In order to address the reality that tampering is rampant prior to the annual launch of free agency, the NFL instituted several years ago a negotiating window that creates a two-day period for communications that previously happened (in violation of the rules) before free agency officially began.
So what happens now? The same thing. Before the window opens, negotiations happen in violation of the rules.
Every team does it. It’s tampering. And no one cares, including the league office.
The end result is a clunky 52-hour period during which a flood of deals are done, the teams aren’t allowed to say they’re done, and the league’s media conglomerate otherwise presents the deals as done. It makes no sense, and it causes potential confusion.
Technically, any of the deals done since Monday at noon ET (except those involving a player staying with his current team) can be scrapped before they become official once signed after 4:00 p.m. ET. It’s not unprecedented, and in theory it could happen again today.
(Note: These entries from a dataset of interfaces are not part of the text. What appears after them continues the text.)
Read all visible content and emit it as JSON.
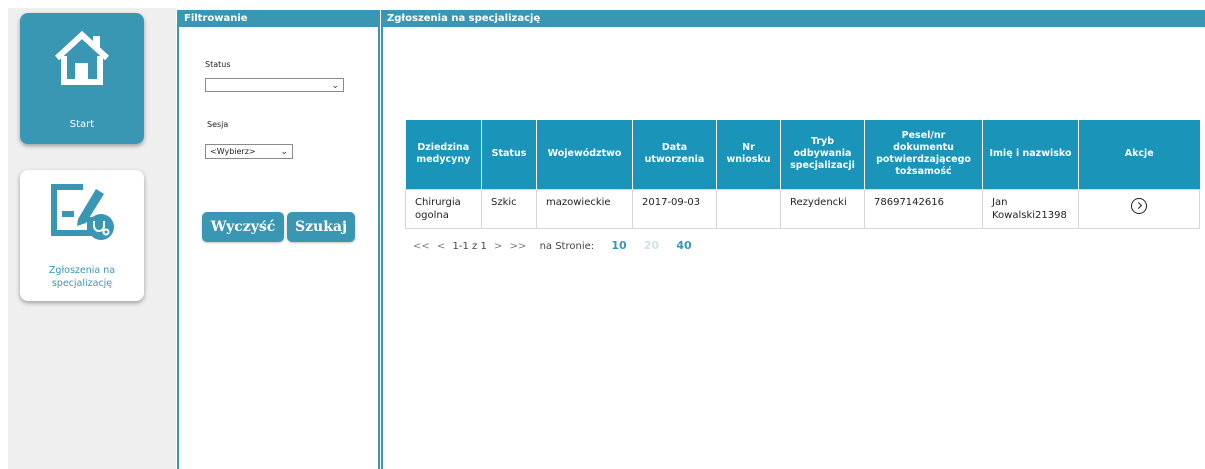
{
  "nav": {
    "start_label": "Start",
    "zgloszenia_label": "Zgłoszenia na specjalizację"
  },
  "filter": {
    "title": "Filtrowanie",
    "status_label": "Status",
    "status_value": "",
    "sesja_label": "Sesja",
    "sesja_value": "<Wybierz>",
    "clear_button": "Wyczyść",
    "search_button": "Szukaj"
  },
  "main": {
    "title": "Zgłoszenia na specjalizację",
    "table": {
      "headers": [
        "Dziedzina medycyny",
        "Status",
        "Województwo",
        "Data utworzenia",
        "Nr wniosku",
        "Tryb odbywania specjalizacji",
        "Pesel/nr dokumentu potwierdzającego tożsamość",
        "Imię i nazwisko",
        "Akcje"
      ],
      "rows": [
        [
          "Chirurgia ogolna",
          "Szkic",
          "mazowieckie",
          "2017-09-03",
          "",
          "Rezydencki",
          "78697142616",
          "Jan Kowalski21398",
          ""
        ]
      ]
    },
    "pager": {
      "first": "<<",
      "prev": "<",
      "info": "1-1 z 1",
      "next": ">",
      "last": ">>",
      "per_page_label": "na Stronie:",
      "sizes": [
        "10",
        "20",
        "40"
      ]
    }
  },
  "colors": {
    "accent": "#3a97b4",
    "table_header": "#1a94b8"
  }
}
The player can back out, the team can back out.
So why not just go back to the old way of doing it? Start your engines, and don’t begin the race two days later. Either way, tampering happens. No one believes it doesn’t. So just let it all officially start when free agency launches.
Launch it on a Monday at 4 ET or noon ET or somewhere in between. Whenever, it all needs to start at once. The current approach makes the official start of free agency meaningless, it potentially confuses fans who don’t realize that free agency actually starts when the negotiating window opens, and it does nothing to undermine the perception/reality that tampering is rampant.